In the modern company, workers are problem-solvers. The software programmer, pharmaceutical researcher, investment banker, tax accountant, and others are not the mindless hands that carry out the orders of others, but people hired for their thinking ability who very often figure out what needs to be done in addition to being responsible for doing it.

The problem with managing clever people is that there is not a long history to draw upon. Until only recently, the entirety of human management has at best regarded workers as semi-intelligent oxen, to be yoked in, controlled, and directed. This can still be done, but it is not the best approach to gaining the benefit of their knowledge and the intelligence for which they were hired.

This book is meant to guide managers in unleashing the remarkable potential of clever workers.

Clever Head Turning

The authors insist that the clever people are likely the most valuable people an organization has. Everyone else depends on them to come up with the ideas that drive the organization forward. Those who supervise them and those who do the work to carry out their ideas are both far easier to replace.

However, both of these other groups have the ability to hinder the clever people, to prevent them from coming up with ideas, or to prevent their ideas from being carried out, or to execute their ideas poorly. So the relationship is not one-sided, but entirely symbiotic. Without good leaders, the clever people cannot realize their full potential. Without the rest of the organization, the ideas of clever people never get off the drawing board.

For those leaders, the task is to corral a group of smart and creative individuals, inspire them to achieve their fullest potential in a way that creates shareholder value. They cannot be threatened or bribed into applying their intelligence and creativity, and "inspire" has always been a vague directive. But there still remains a need for managers to motivate employees, keep them engaged, tend to their morale, and direct their effort toward a productive goal.

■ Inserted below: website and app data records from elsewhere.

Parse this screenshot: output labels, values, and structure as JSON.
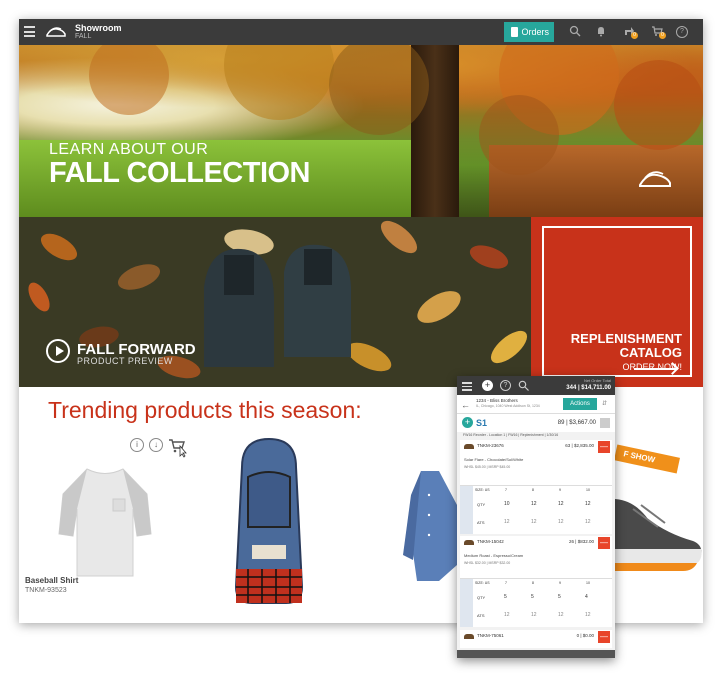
{
  "topbar": {
    "brand": "Showroom",
    "season": "FALL",
    "orders_label": "Orders",
    "share_badge": "0",
    "cart_badge": "0",
    "help_label": "?",
    "search_icon": "search-icon",
    "bell_icon": "bell-icon"
  },
  "hero": {
    "line1": "LEARN ABOUT OUR",
    "line2": "FALL COLLECTION"
  },
  "fall_forward": {
    "title": "FALL FORWARD",
    "subtitle": "PRODUCT PREVIEW"
  },
  "replenishment": {
    "line1": "REPLENISHMENT",
    "line2": "CATALOG",
    "cta": "ORDER NOW!"
  },
  "trending": {
    "heading": "Trending products this season:",
    "product_actions": [
      "i",
      "↓"
    ],
    "product_name": "Baseball Shirt",
    "product_sku": "TNKM-93523",
    "ribbon": "F SHOW"
  },
  "mobile": {
    "net_total_label": "Net Order Total",
    "net_total": "344 | $14,711.00",
    "account": "1234 - Bliss Brothers",
    "address": "IL, Chicago, 1040 West Addison St, 1234",
    "actions_label": "Actions",
    "shipment": "S1",
    "shipment_value": "89 | $3,667.00",
    "sub_header": "FW16 Reorder - Location 1 | FW16 | Replenishment | 1/30/16",
    "items": [
      {
        "sku": "TNKM-23676",
        "value": "63 | $2,835.00",
        "name": "Solar Flare - Chocolate/Sol/White",
        "price": "WHSL $45.00 | MSRP $45.00",
        "size_label": "SIZE: US",
        "sizes": [
          "7",
          "8",
          "9",
          "10"
        ],
        "qty": [
          "10",
          "12",
          "12",
          "12"
        ],
        "ats": [
          "12",
          "12",
          "12",
          "12"
        ]
      },
      {
        "sku": "TNKM-15042",
        "value": "26 | $832.00",
        "name": "Medium Roast - Espresso/Cream",
        "price": "WHSL $32.00 | MSRP $32.00",
        "size_label": "SIZE: US",
        "sizes": [
          "7",
          "8",
          "9",
          "10"
        ],
        "qty": [
          "5",
          "5",
          "5",
          "4"
        ],
        "ats": [
          "12",
          "12",
          "12",
          "12"
        ]
      },
      {
        "sku": "TNKM-75061",
        "value": "0 | $0.00"
      }
    ],
    "row_labels": {
      "qty": "QTY",
      "ats": "ATS"
    }
  },
  "colors": {
    "accent_teal": "#27a79c",
    "brand_red": "#c8321a",
    "topbar": "#3b3b3b"
  }
}
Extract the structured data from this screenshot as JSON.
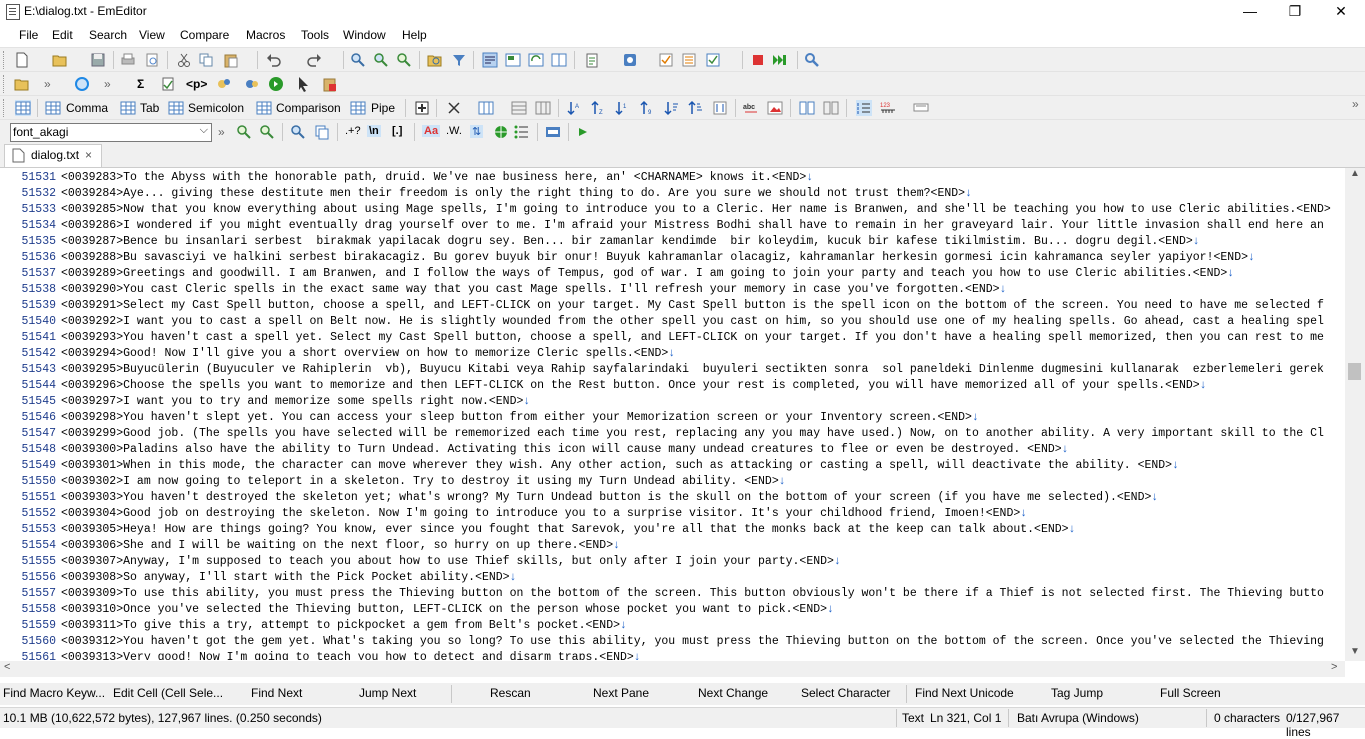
{
  "window": {
    "title": "E:\\dialog.txt - EmEditor",
    "minimize": "—",
    "restore": "❐",
    "close": "✕"
  },
  "menu": [
    "File",
    "Edit",
    "Search",
    "View",
    "Compare",
    "Macros",
    "Tools",
    "Window",
    "Help"
  ],
  "csv_toolbar": {
    "comma": "Comma",
    "tab": "Tab",
    "semicolon": "Semicolon",
    "comparison": "Comparison",
    "pipe": "Pipe"
  },
  "search_toolbar": {
    "search_value": "font_akagi"
  },
  "tab": {
    "label": "dialog.txt",
    "close": "×"
  },
  "editor": {
    "lines": [
      {
        "n": "51531",
        "t": "<0039283>To the Abyss with the honorable path, druid. We've nae business here, an' <CHARNAME> knows it.<END>",
        "eol": "↓"
      },
      {
        "n": "51532",
        "t": "<0039284>Aye... giving these destitute men their freedom is only the right thing to do. Are you sure we should not trust them?<END>",
        "eol": "↓"
      },
      {
        "n": "51533",
        "t": "<0039285>Now that you know everything about using Mage spells, I'm going to introduce you to a Cleric. Her name is Branwen, and she'll be teaching you how to use Cleric abilities.<END>",
        "eol": ""
      },
      {
        "n": "51534",
        "t": "<0039286>I wondered if you might eventually drag yourself over to me. I'm afraid your Mistress Bodhi shall have to remain in her graveyard lair. Your little invasion shall end here an",
        "eol": ""
      },
      {
        "n": "51535",
        "t": "<0039287>Bence bu insanlari serbest  birakmak yapilacak dogru sey. Ben... bir zamanlar kendimde  bir koleydim, kucuk bir kafese tikilmistim. Bu... dogru degil.<END>",
        "eol": "↓"
      },
      {
        "n": "51536",
        "t": "<0039288>Bu savasciyi ve halkini serbest birakacagiz. Bu gorev buyuk bir onur! Buyuk kahramanlar olacagiz, kahramanlar herkesin gormesi icin kahramanca seyler yapiyor!<END>",
        "eol": "↓"
      },
      {
        "n": "51537",
        "t": "<0039289>Greetings and goodwill. I am Branwen, and I follow the ways of Tempus, god of war. I am going to join your party and teach you how to use Cleric abilities.<END>",
        "eol": "↓"
      },
      {
        "n": "51538",
        "t": "<0039290>You cast Cleric spells in the exact same way that you cast Mage spells. I'll refresh your memory in case you've forgotten.<END>",
        "eol": "↓"
      },
      {
        "n": "51539",
        "t": "<0039291>Select my Cast Spell button, choose a spell, and LEFT-CLICK on your target. My Cast Spell button is the spell icon on the bottom of the screen. You need to have me selected f",
        "eol": ""
      },
      {
        "n": "51540",
        "t": "<0039292>I want you to cast a spell on Belt now. He is slightly wounded from the other spell you cast on him, so you should use one of my healing spells. Go ahead, cast a healing spel",
        "eol": ""
      },
      {
        "n": "51541",
        "t": "<0039293>You haven't cast a spell yet. Select my Cast Spell button, choose a spell, and LEFT-CLICK on your target. If you don't have a healing spell memorized, then you can rest to me",
        "eol": ""
      },
      {
        "n": "51542",
        "t": "<0039294>Good! Now I'll give you a short overview on how to memorize Cleric spells.<END>",
        "eol": "↓"
      },
      {
        "n": "51543",
        "t": "<0039295>Buyucülerin (Buyuculer ve Rahiplerin  vb), Buyucu Kitabi veya Rahip sayfalarindaki  buyuleri sectikten sonra  sol paneldeki Dinlenme dugmesini kullanarak  ezberlemeleri gerek",
        "eol": ""
      },
      {
        "n": "51544",
        "t": "<0039296>Choose the spells you want to memorize and then LEFT-CLICK on the Rest button. Once your rest is completed, you will have memorized all of your spells.<END>",
        "eol": "↓"
      },
      {
        "n": "51545",
        "t": "<0039297>I want you to try and memorize some spells right now.<END>",
        "eol": "↓"
      },
      {
        "n": "51546",
        "t": "<0039298>You haven't slept yet. You can access your sleep button from either your Memorization screen or your Inventory screen.<END>",
        "eol": "↓"
      },
      {
        "n": "51547",
        "t": "<0039299>Good job. (The spells you have selected will be rememorized each time you rest, replacing any you may have used.) Now, on to another ability. A very important skill to the Cl",
        "eol": ""
      },
      {
        "n": "51548",
        "t": "<0039300>Paladins also have the ability to Turn Undead. Activating this icon will cause many undead creatures to flee or even be destroyed. <END>",
        "eol": "↓"
      },
      {
        "n": "51549",
        "t": "<0039301>When in this mode, the character can move wherever they wish. Any other action, such as attacking or casting a spell, will deactivate the ability. <END>",
        "eol": "↓"
      },
      {
        "n": "51550",
        "t": "<0039302>I am now going to teleport in a skeleton. Try to destroy it using my Turn Undead ability. <END>",
        "eol": "↓"
      },
      {
        "n": "51551",
        "t": "<0039303>You haven't destroyed the skeleton yet; what's wrong? My Turn Undead button is the skull on the bottom of your screen (if you have me selected).<END>",
        "eol": "↓"
      },
      {
        "n": "51552",
        "t": "<0039304>Good job on destroying the skeleton. Now I'm going to introduce you to a surprise visitor. It's your childhood friend, Imoen!<END>",
        "eol": "↓"
      },
      {
        "n": "51553",
        "t": "<0039305>Heya! How are things going? You know, ever since you fought that Sarevok, you're all that the monks back at the keep can talk about.<END>",
        "eol": "↓"
      },
      {
        "n": "51554",
        "t": "<0039306>She and I will be waiting on the next floor, so hurry on up there.<END>",
        "eol": "↓"
      },
      {
        "n": "51555",
        "t": "<0039307>Anyway, I'm supposed to teach you about how to use Thief skills, but only after I join your party.<END>",
        "eol": "↓"
      },
      {
        "n": "51556",
        "t": "<0039308>So anyway, I'll start with the Pick Pocket ability.<END>",
        "eol": "↓"
      },
      {
        "n": "51557",
        "t": "<0039309>To use this ability, you must press the Thieving button on the bottom of the screen. This button obviously won't be there if a Thief is not selected first. The Thieving butto",
        "eol": ""
      },
      {
        "n": "51558",
        "t": "<0039310>Once you've selected the Thieving button, LEFT-CLICK on the person whose pocket you want to pick.<END>",
        "eol": "↓"
      },
      {
        "n": "51559",
        "t": "<0039311>To give this a try, attempt to pickpocket a gem from Belt's pocket.<END>",
        "eol": "↓"
      },
      {
        "n": "51560",
        "t": "<0039312>You haven't got the gem yet. What's taking you so long? To use this ability, you must press the Thieving button on the bottom of the screen. Once you've selected the Thieving",
        "eol": ""
      },
      {
        "n": "51561",
        "t": "<0039313>Very good! Now I'm going to teach you how to detect and disarm traps.<END>",
        "eol": "↓"
      }
    ]
  },
  "function_bar": [
    "Find Macro Keyw...",
    "Edit Cell (Cell Sele...",
    "Find Next",
    "Jump Next",
    "Rescan",
    "Next Pane",
    "Next Change",
    "Select Character",
    "Find Next Unicode",
    "Tag Jump",
    "Full Screen"
  ],
  "status": {
    "file_info": "10.1 MB (10,622,572 bytes), 127,967 lines. (0.250 seconds)",
    "mode": "Text",
    "position": "Ln 321, Col 1",
    "encoding": "Batı Avrupa (Windows)",
    "selection": "0 characters",
    "lines": "0/127,967 lines"
  }
}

The authors suggest that traditional approaches have it all backward. When leading clever people, it is not about making people more valuable to the organization, but making organizations more valuable to people. This is a substantial change that requires leaders to appreciate that clever people have a symbiotic relationship with their organizations.

Clever people need the infrastructure and resources of an organization to develop their ideas as much as the organization needs their ideas to develop value.

Unleashing the power of clever people demands a change in leadership - in particular, leaders are no longer the driving force for progress. They do not carry the proverbial ball, but select and coach the individuals who will do so. The leader is not the star, but the star-maker of the present day organization.

Shifting Strands

The authors concede that, while many of the ideas expressed in this book are fundamental changes to long-established patterns of behavior, many of them are not new. The very same problems have been faced in various times in history and the basic issues are formulated in "classic sociological theory."

The problem with "work" from the very beginning of time has been how labor and material, which represent the potential to produce, could be applied in a manner to generate something of genuine value. Most textbooks on economics seen to acknowledge that such a thing is possible, but they ignore the fundamental question and instead give their greatest attention to the incidental details: a factory happens to be necessary, workers happen to be necessary, ships and roads happen to be necessary - all as a consequence of the root transformation.

The traditional approach to "labor" is similar to the traditional approach to livestock. Workers must be directed and motivated to do the menial tasks necessary to produce value. But the clever people do the inspirational work, discovering how value is created. They are often self-directed and self-motivating, though a leader may need to channel their energy. Organizations that leverage clever people well tend to shun the rigid control systems of established firms in industries that are still doing the same "business as usual" that they were doing decades or centuries ago.

Clever people are smothered by bureaucratic organizations and struggle against standardization and control. They (rightly) feel their work is unique and that they need latitude. Their sense of accomplishment is not based on piece-count, but in meaningful work, and they are most gratified by seeing their ideas put into action.

Wholly, Humbly Happy

The authors maintain that "leading clever people is one of the greatest challenges facing organizations today." It requires leaders to humbly step out of the limelight, and to fight for their people rather than struggle to control them. They admit that it is grandiose to claim that clever people hold within themselves the solutions to global problems that impact large numbers of people in significant ways - but it is nonetheless true.

Nothing great or even substantial was accomplished by doing menial tasks more efficiently. The wondrous accomplishments of mankind all began with an idea in the mind of a clever person, and an organization (whether a company or a nation) that was poised to act upon it.

Reading Clever

Some comments on the structures of the book.